You have a B.S. in Chemistry….what do you know about caregiver stress?  A lot more than you think.  If you’ve had the time to read my others posts, you realize I’m a CHEM enthusiast.  Five grueling years of mathematics and chemistry courses to garner my degree and academic distinction amongst peers.

It was at the beginning of these five years that my caregiving journey began. My grandmother had a stroke when I first entered college….I was 18 years old.  The stroke left her with right-side paralysis and speaking difficulties.  My family and I were faced with a decision….who will care for her?  My older brother was working full-time and my younger brother was still in high school.  Then there was me….the college bound Jersey girl with big Chemistry dreams.  Who says the middle child isn’t the best child?  Faced with the dilemma of nursing home or homecare, I spent many days in a daze thinking about the future.  What’s more important, the happiness of my grandmother or my career path? Hands down….the happiness of my grandmother.  So, in 2004 my grandmother and I embarked on a memorable 11 year journey.

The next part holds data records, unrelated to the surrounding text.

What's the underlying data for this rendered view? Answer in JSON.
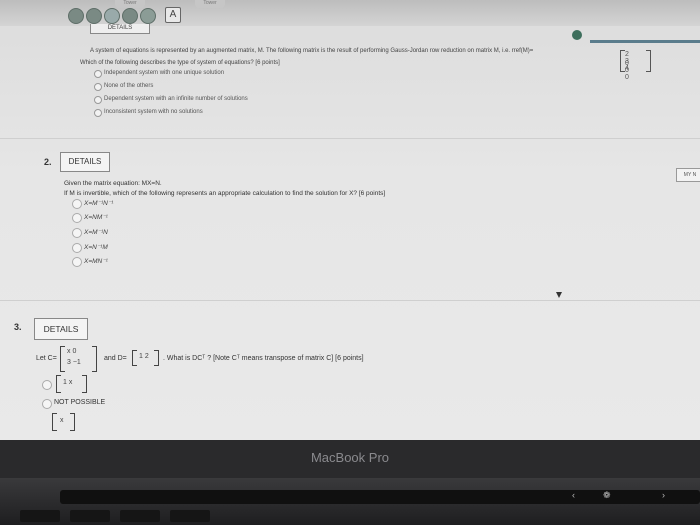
{
  "browser": {
    "tab_labels": [
      "Tower",
      "Tower"
    ],
    "a_button": "A"
  },
  "question1": {
    "details_label": "DETAILS",
    "stem_line1": "A system of equations is represented by an augmented matrix, M. The following matrix is the result of performing Gauss-Jordan row reduction on matrix M, i.e. rref(M)=",
    "stem_line2": "Which of the following describes the type of system of equations? [6 points]",
    "options": [
      "Independent system with one unique solution",
      "None of the others",
      "Dependent system with an infinite number of solutions",
      "Inconsistent system with no solutions"
    ],
    "matrix_row1": "2 3 4",
    "matrix_row2": "0 0 0"
  },
  "question2": {
    "number": "2.",
    "details_label": "DETAILS",
    "side_label": "MY N",
    "stem_line1": "Given the matrix equation: MX=N.",
    "stem_line2": "If M is invertible, which of the following represents an appropriate calculation to find the solution for X? [6 points]",
    "options": [
      "X=M⁻¹N⁻¹",
      "X=NM⁻¹",
      "X=M⁻¹N",
      "X=N⁻¹M",
      "X=MN⁻¹"
    ]
  },
  "question3": {
    "number": "3.",
    "details_label": "DETAILS",
    "let_c": "Let C=",
    "c_row1": "x  0",
    "c_row2": "3  −1",
    "and_d": "and D=",
    "d_row": "1  2",
    "question": ". What is DCᵀ ? [Note Cᵀ means transpose of matrix C] [6 points]",
    "option_a_matrix": "1  x",
    "option_b": "NOT POSSIBLE",
    "option_c_matrix": "x"
  },
  "laptop": {
    "brand": "MacBook Pro"
  },
  "colors": {
    "screen_bg": "#e6e6e6",
    "bezel": "#2a2a2c",
    "accent_bar": "#5a7c8c"
  }
}
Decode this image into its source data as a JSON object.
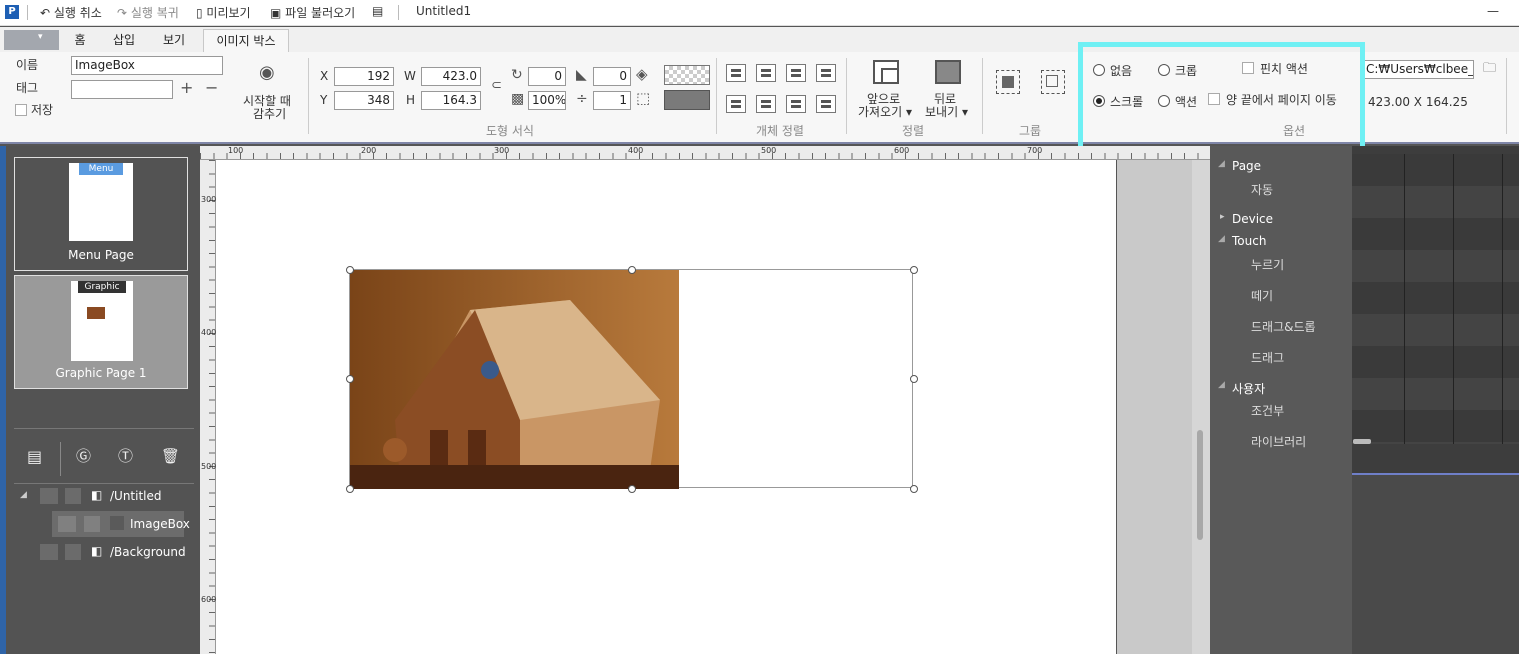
{
  "titlebar": {
    "undo": "실행 취소",
    "redo": "실행 복귀",
    "preview": "미리보기",
    "import_file": "파일 불러오기",
    "doc_title": "Untitled1",
    "minimize": "—"
  },
  "tabs": [
    "홈",
    "삽입",
    "보기",
    "이미지 박스"
  ],
  "ribbon": {
    "name_label": "이름",
    "name_value": "ImageBox",
    "tag_label": "태그",
    "tag_value": "",
    "save_label": "저장",
    "hide_start_line1": "시작할 때",
    "hide_start_line2": "감추기",
    "x_label": "X",
    "x_value": "192",
    "y_label": "Y",
    "y_value": "348",
    "w_label": "W",
    "w_value": "423.0",
    "h_label": "H",
    "h_value": "164.3",
    "rotation_value": "0",
    "corner_value": "0",
    "opacity_value": "100%",
    "border_value": "1",
    "shape_format_label": "도형 서식",
    "align_label": "개체 정렬",
    "bring_front_line1": "앞으로",
    "bring_front_line2": "가져오기",
    "send_back_line1": "뒤로",
    "send_back_line2": "보내기",
    "order_label": "정렬",
    "group_label": "그룹",
    "options": {
      "none": "없음",
      "crop": "크롭",
      "scroll": "스크롤",
      "action": "액션",
      "pinch_action": "핀치 액션",
      "page_move": "양 끝에서 페이지 이동",
      "group_label": "옵션",
      "selected": "scroll"
    },
    "path_value": "C:₩Users₩clbee_pul",
    "size_text": "423.00 X 164.25"
  },
  "pages": [
    {
      "badge": "Menu",
      "caption": "Menu Page"
    },
    {
      "badge": "Graphic",
      "caption": "Graphic Page 1"
    }
  ],
  "layers": [
    {
      "name": "/Untitled"
    },
    {
      "name": "ImageBox"
    },
    {
      "name": "/Background"
    }
  ],
  "ruler": {
    "top": [
      "100",
      "200",
      "300",
      "400",
      "500",
      "600",
      "700"
    ],
    "left": [
      "300",
      "400",
      "500",
      "600"
    ]
  },
  "events": {
    "page": "Page",
    "page_auto": "자동",
    "device": "Device",
    "touch": "Touch",
    "press": "누르기",
    "release": "떼기",
    "drag_drop": "드래그&드롭",
    "drag": "드래그",
    "user": "사용자",
    "conditional": "조건부",
    "library": "라이브러리"
  }
}
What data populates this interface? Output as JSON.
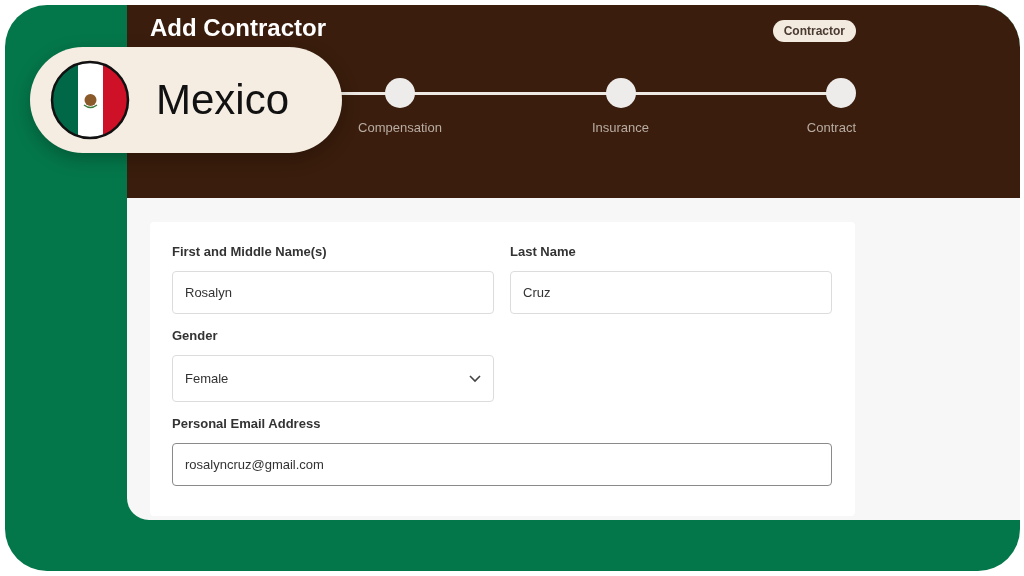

As I said earlier, I was 18 years old when my caregiving journey began and my grandmother was 73.  How was I going to convince this, up until now, extremely independent woman that I was capable of caring for her during her time of need?  My grandmother’s thoughts were written all over her face….I’m going to be dependent on this teenage girl, who barely knows how to drive or cook?  Yes.

There we were, two women separated by decades, expected to get along and balance life.  Easier said than done.  Although I chose to care for my grandmother, I didn’t want to delay my education.  So, I decided to balance caregiving and college.  It was difficult, but doable!  Besides, the life skills I was learning through my Chemistry course work were coming in pretty handy at home.  My grandmother’s recovery was slow, but steady.  She never recovered from the paralysis, but was successful in overcoming her eating and speech difficulties.

Fast forward 5 years….2009.  I just graduated college with my degree in Chemistry and WHAM, grandmom had another stroke!  Not again.  This stroke left her completely dependent on me.  Because of the seriousness of her condition, I wouldn’t be able to work and I WASN’T putting her into a healthcare facility.  I became my grandmother’s 24-hour caregiver.  From feeding tubes to tracheostomies….we covered it all!  I should have majored in healthcare!

From 2009 until her death in 2015, I cared full-time for my grandmother.  It was during these 5-6 years I suffered from caregiver stress.  When you say you’re a caregiver, people jump to the conclusion that you don’t work, stay at home, eat bon-bon’s, and watch television all day.  These people couldn’t be more wrong!  Caregiving is a full-time job with a lot of overtime.  You sleep when the patient sleeps.  Caregivers are at the mercy of the patient’s schedule.  Adapting to this schedule is difficult and can’t be achieved overnight.  Realistically, you may never adapt to the schedule….you just go with the flow.  That flow involves many sleepless nights and hours of direct contact healthcare.  No sleep and hours of helping the patient causes mental and physical exhaustion.  There’s no break from these relentless hours and no one to relieve you from your duties.  It’s just you and your patient….just me and grandmom!

Days turned into nights and nights into days, but one thing stayed constant, my devotion to my grandmother.  Just when I thought I could no longer deal with the stress of caregiving, there she was smiling and nodding, letting me know how grateful she was for my presence.

Don’t let caregiver stress deter you from caring for your loved-one.  Caregiving is HARD, but with proper knowledge and resources you can avoid stress and burnout.  Thank you for reading and take care!